Activity: Please say how many lines in the records contain the word "datetime", giving only the number.
*** Opening The input ***
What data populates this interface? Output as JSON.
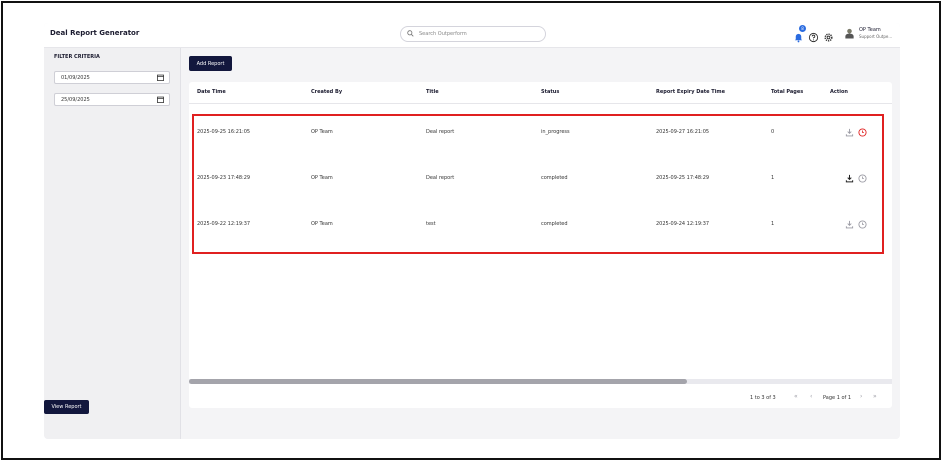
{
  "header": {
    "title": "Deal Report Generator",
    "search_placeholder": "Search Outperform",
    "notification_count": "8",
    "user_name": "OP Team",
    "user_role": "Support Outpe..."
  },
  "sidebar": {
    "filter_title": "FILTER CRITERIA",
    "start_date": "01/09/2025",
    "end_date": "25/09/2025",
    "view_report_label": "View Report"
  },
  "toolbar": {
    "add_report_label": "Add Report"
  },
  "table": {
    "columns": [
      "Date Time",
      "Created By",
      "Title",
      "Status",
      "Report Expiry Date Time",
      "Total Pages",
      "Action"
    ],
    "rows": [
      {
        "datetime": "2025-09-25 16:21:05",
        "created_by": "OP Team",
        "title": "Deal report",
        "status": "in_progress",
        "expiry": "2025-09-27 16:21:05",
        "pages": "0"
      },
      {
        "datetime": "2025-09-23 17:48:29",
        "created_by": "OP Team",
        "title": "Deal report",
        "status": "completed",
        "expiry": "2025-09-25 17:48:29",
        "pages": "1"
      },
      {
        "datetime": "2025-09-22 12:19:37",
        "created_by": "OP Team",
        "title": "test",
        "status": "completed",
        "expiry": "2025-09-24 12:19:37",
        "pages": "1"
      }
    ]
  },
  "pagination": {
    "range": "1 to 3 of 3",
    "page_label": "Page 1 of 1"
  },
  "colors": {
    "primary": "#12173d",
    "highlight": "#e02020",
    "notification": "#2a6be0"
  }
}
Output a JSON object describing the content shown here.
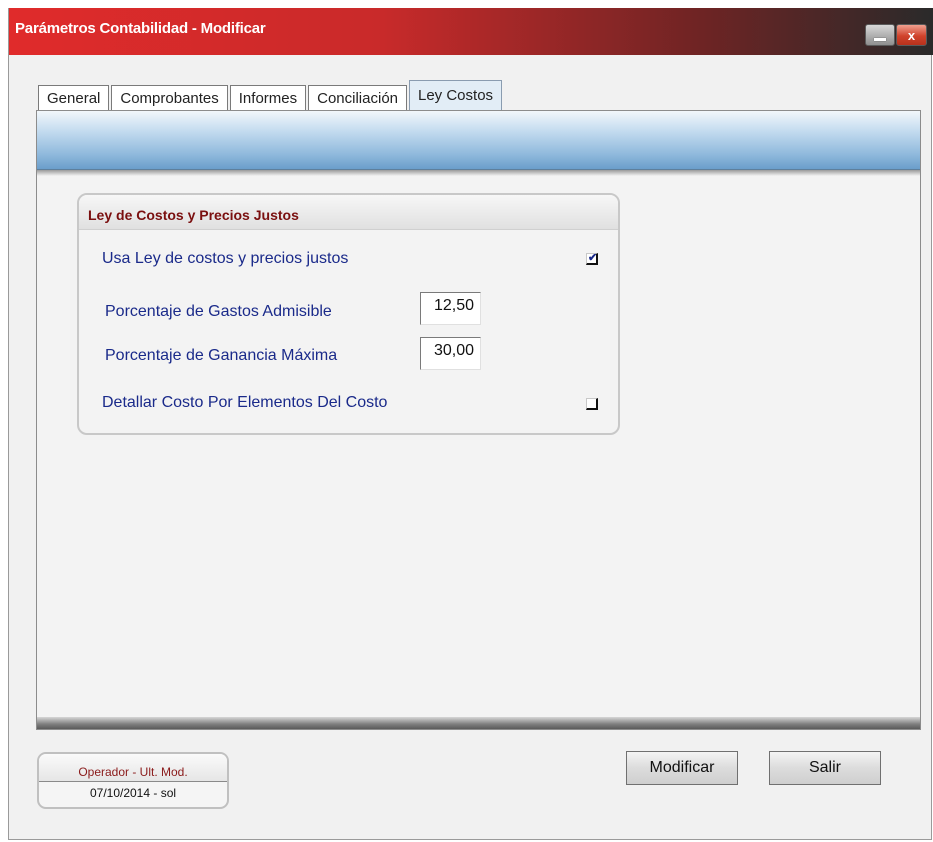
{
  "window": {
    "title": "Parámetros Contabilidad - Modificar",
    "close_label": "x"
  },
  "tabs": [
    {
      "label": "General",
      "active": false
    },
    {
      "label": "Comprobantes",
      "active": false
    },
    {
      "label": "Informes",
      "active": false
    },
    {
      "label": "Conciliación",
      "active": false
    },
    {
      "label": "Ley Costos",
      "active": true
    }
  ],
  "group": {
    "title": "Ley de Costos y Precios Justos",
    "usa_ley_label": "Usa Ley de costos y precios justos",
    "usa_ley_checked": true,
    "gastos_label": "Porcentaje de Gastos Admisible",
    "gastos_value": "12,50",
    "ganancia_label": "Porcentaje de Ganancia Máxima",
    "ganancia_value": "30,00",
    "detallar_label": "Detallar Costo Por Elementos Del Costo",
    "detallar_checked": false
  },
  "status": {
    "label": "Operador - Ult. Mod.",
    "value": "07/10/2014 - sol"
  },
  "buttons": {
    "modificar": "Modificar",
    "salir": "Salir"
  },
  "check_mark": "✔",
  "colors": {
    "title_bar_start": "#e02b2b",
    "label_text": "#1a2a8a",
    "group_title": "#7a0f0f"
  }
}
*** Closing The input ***
Finished exercise: 3